There are neurotransmitters in the brain which are cranked up to 11 during the early stages of love and when we can't have what we want, just like a drug withdrawal, we crave it (Brizendine, 2006).  Oxytocin and dopamine are the culprits here.  Oxytocin is 'the love hormone' which makes it feel so good when we get something we have been seeking, thanks to dopamine.  Orgasms reinforce this bond harder (hahaha) and in fact, sex creates a chemical storm comparable to a cocaine high (Brizendine, 2010).  When your tummy does that little flip-flop of they are so cute/funny/hot/right/dirty/sexy! you're getting a burst of oxytocin.  With tangible relationships, the more time you spend with the person, the less the drugs are needed to encourage your bond; this is probably part of the reason crushes can feel so good to sustain over long periods of time, we are still being drugged by our brains.  Watching all those youtube videos and scrolling endless pages on tumblr is drug seeking behavior based on the biological urge to partner with someone desirable.

Unless you score as pathological on that Celebrity Attitude Scale, that feeling is good.  That feeling is mostly harmless and like free drugs.  Except, you know, harmless instead of teeth-rotty.  That feeling leads people to explore new things.  To accept new things.  To learn new things about themselves and the world!  That feeling is love and love is a comfort-- even when we're sad about it we return to embrace that feeling of love and get wrapped up in it.  Whether it's rewatching Doctor Who, fantasizing about Chris Evans, imagining baking Dean Winchester a pie, talking about those lyrics with Rhett Miller and Ryan Adams... it's love.  It's joy and it's comfort.  Even on my worst day I can take a dose of those drugs and it may not change my mood but it does make me feel better.  My beloved Pop Culture Happy Hour did a great episode on pop culture comfort food, which is down this alley.

Don't be ashamed of your crushes, celebrity or otherwise.  Don't shame other people for their crushes, either.  Embrace your own joy, even when it's unrequited love there is so much that we get out of it and remember that it brings that oxytocin rush for others, too.  We deserve it.  You deserve it.  Feel.
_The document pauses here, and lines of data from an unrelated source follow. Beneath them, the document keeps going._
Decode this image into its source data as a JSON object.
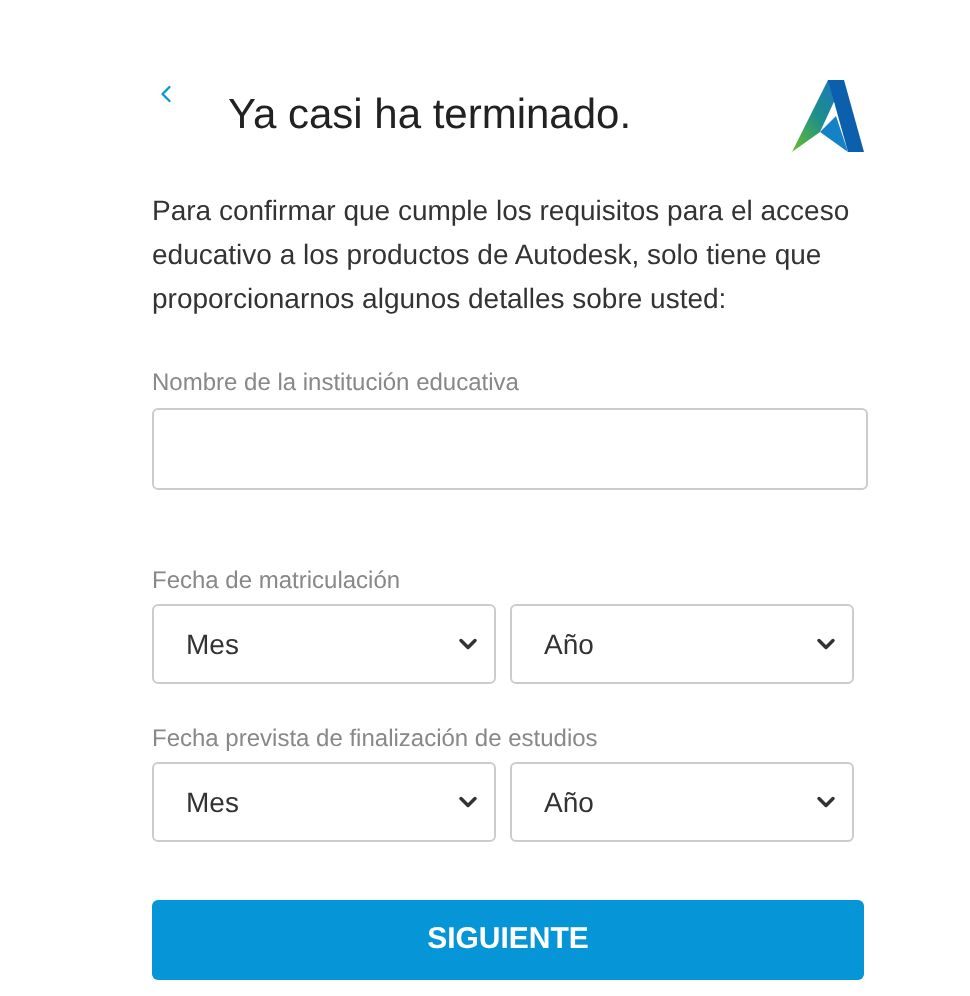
{
  "header": {
    "title": "Ya casi ha terminado."
  },
  "intro": "Para confirmar que cumple los requisitos para el acceso educativo a los productos de Autodesk, solo tiene que proporcionarnos algunos detalles sobre usted:",
  "institution": {
    "label": "Nombre de la institución educativa"
  },
  "date_fields": [
    {
      "label": "Fecha de matriculación",
      "dropdowns": [
        "Mes",
        "Año"
      ]
    },
    {
      "label": "Fecha prevista de finalización de estudios",
      "dropdowns": [
        "Mes",
        "Año"
      ]
    }
  ],
  "next_button": "SIGUIENTE"
}
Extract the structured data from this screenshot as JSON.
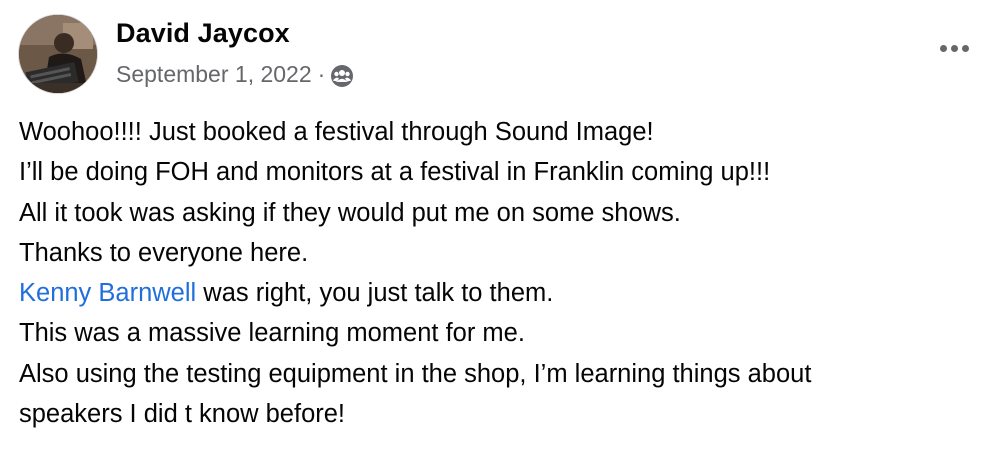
{
  "post": {
    "author": "David Jaycox",
    "date": "September 1, 2022",
    "separator": "·",
    "audience_icon": "group-audience-icon",
    "more_icon": "more-options-icon",
    "lines": [
      "Woohoo!!!! Just booked a festival through Sound Image!",
      "I’ll be doing FOH and monitors at a festival in Franklin coming up!!!",
      "All it took was asking if they would put me on some shows.",
      "Thanks to everyone here."
    ],
    "mention_line": {
      "mention": "Kenny Barnwell",
      "rest": " was right, you just talk to them."
    },
    "lines_after": [
      "This was a massive learning moment for me.",
      "Also using the testing equipment in the shop, I’m learning things about",
      "speakers I did t know before!"
    ]
  },
  "colors": {
    "text": "#050505",
    "secondary": "#65676b",
    "link": "#216fdb"
  }
}
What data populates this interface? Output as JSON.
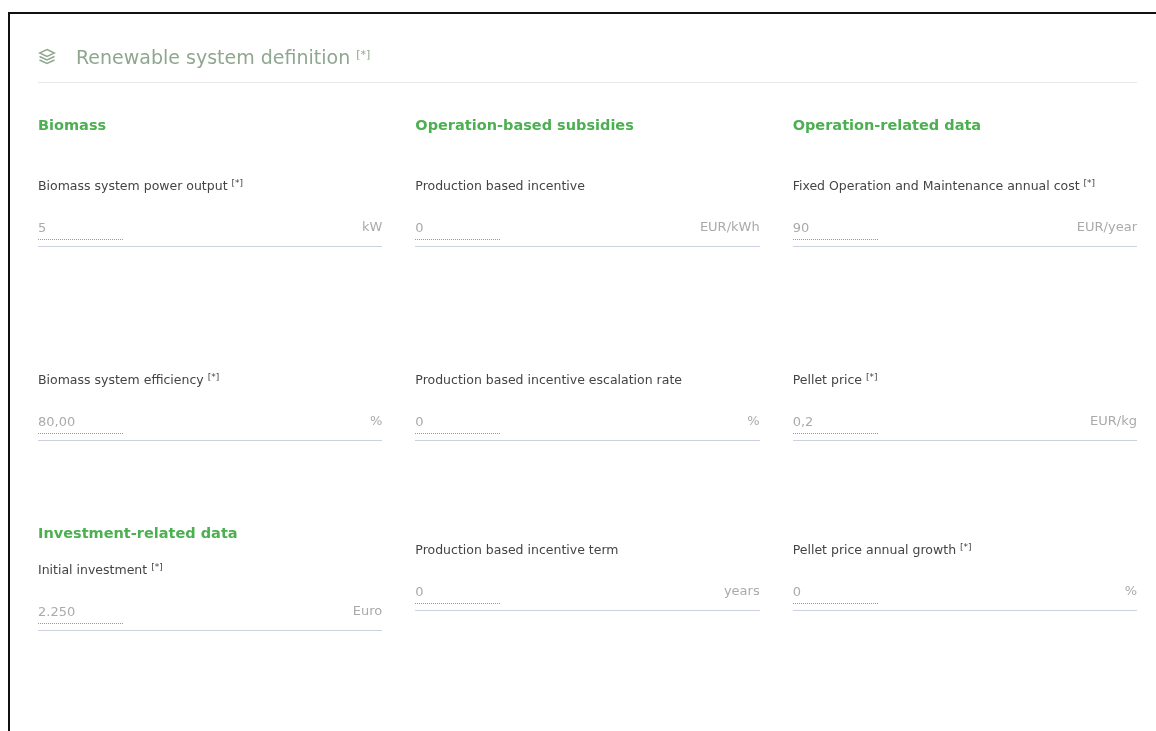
{
  "panel": {
    "title": "Renewable system definition $^{[*]}$"
  },
  "rows": [
    [
      {
        "heading": "Biomass"
      },
      {
        "heading": "Operation-based subsidies"
      },
      {
        "heading": "Operation-related data"
      }
    ],
    [
      {
        "field": {
          "label": "Biomass system power output $^{[*]}$",
          "value": "5",
          "unit": "kW"
        }
      },
      {
        "field": {
          "label": "Production based incentive",
          "value": "0",
          "unit": "EUR/kWh"
        }
      },
      {
        "field": {
          "label": "Fixed Operation and Maintenance annual cost $^{[*]}$",
          "value": "90",
          "unit": "EUR/year"
        }
      }
    ],
    [
      {
        "field": {
          "label": "Biomass system efficiency $^{[*]}$",
          "value": "80,00",
          "unit": "%"
        }
      },
      {
        "field": {
          "label": "Production based incentive escalation rate",
          "value": "0",
          "unit": "%"
        }
      },
      {
        "field": {
          "label": "Pellet price $^{[*]}$",
          "value": "0,2",
          "unit": "EUR/kg"
        }
      }
    ],
    [
      {
        "heading": "Investment-related data",
        "field": {
          "label": "Initial investment $^{[*]}$",
          "value": "2.250",
          "unit": "Euro"
        }
      },
      {
        "field": {
          "label": "Production based incentive term",
          "value": "0",
          "unit": "years"
        }
      },
      {
        "field": {
          "label": "Pellet price annual growth $^{[*]}$",
          "value": "0",
          "unit": "%"
        }
      }
    ]
  ]
}
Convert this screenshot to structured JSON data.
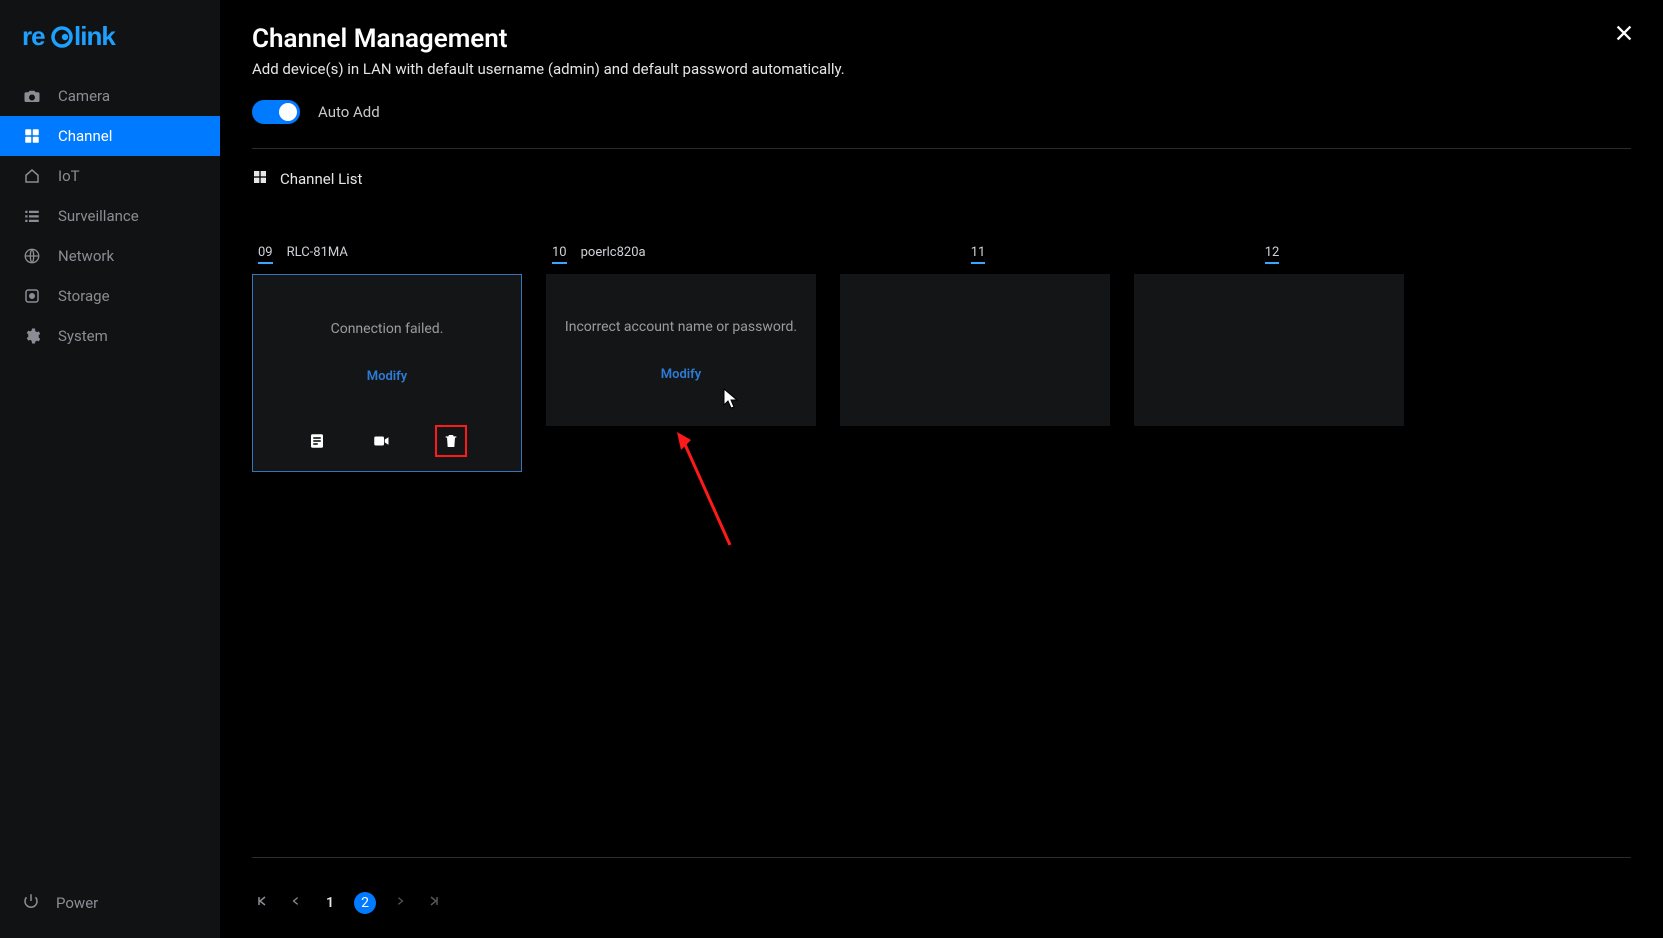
{
  "brand": "reolink",
  "sidebar": {
    "items": [
      {
        "label": "Camera"
      },
      {
        "label": "Channel"
      },
      {
        "label": "IoT"
      },
      {
        "label": "Surveillance"
      },
      {
        "label": "Network"
      },
      {
        "label": "Storage"
      },
      {
        "label": "System"
      }
    ],
    "power_label": "Power"
  },
  "header": {
    "title": "Channel Management",
    "subtitle": "Add device(s) in LAN with default username (admin) and default password automatically."
  },
  "toggle": {
    "label": "Auto Add",
    "on": true
  },
  "section": {
    "title": "Channel List"
  },
  "channels": [
    {
      "num": "09",
      "name": "RLC-81MA",
      "status": "Connection failed.",
      "modify": "Modify",
      "highlight": true,
      "show_actions": true
    },
    {
      "num": "10",
      "name": "poerlc820a",
      "status": "Incorrect account name or password.",
      "modify": "Modify",
      "highlight": false,
      "show_actions": false
    },
    {
      "num": "11",
      "name": "",
      "status": "",
      "modify": "",
      "highlight": false,
      "show_actions": false
    },
    {
      "num": "12",
      "name": "",
      "status": "",
      "modify": "",
      "highlight": false,
      "show_actions": false
    }
  ],
  "pager": {
    "first": "K",
    "prev": "‹",
    "pages": [
      "1",
      "2"
    ],
    "active_index": 1,
    "next": "›",
    "last": "›|"
  }
}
Good.  Let your dopamine and oxytocin exercise your heartstrings.  I'm going to part with you on a sappy quote from one of my favorite sappy books, Practical Magic by Alice Hoffman:
"Always throw spilled salt over your left shoulder. Keep rosemary by your garden gate. Add pepper to your mashed potatoes. Plant roses and lavender, for luck. Fall in love whenever you can.”


Brizendine, L. (2006). The female brain. New York, NY: Broadway Books.

Brizendine, L. (2010). The male brain. New York, NY: Broadway Books.

Hurlock, E. B., & Klein, E. R. (1934). Adolescent 'crushes.'. Child Development, 563-80. doi:10.2307/1125797

Larsen, K. & Zubernis, L. (2013). Fangasm: Supernatural fangirls. Iowa City, IA: University of Iowa Press.

McCutcheon, L. E., Griffith, J. D., Aruguete, M. S., & Haight, E. (2012). Cognitive Ability and Celebrity Worship Revisited. North American Journal Of Psychology, 14(2), 383-392.

Miller, R. S., Perlman, D., & Brehm, S. S. (Eds.) (2007). Intimate relationships. New York, NY: McGraw-Hill.

On having 'crushes'. (1933). The voice of experience (pp. 99-105). New York, NY, US: Grosset & Dunlap Publishers. doi:10.1037/13329-015

*I nabbed all the gifs from tumblr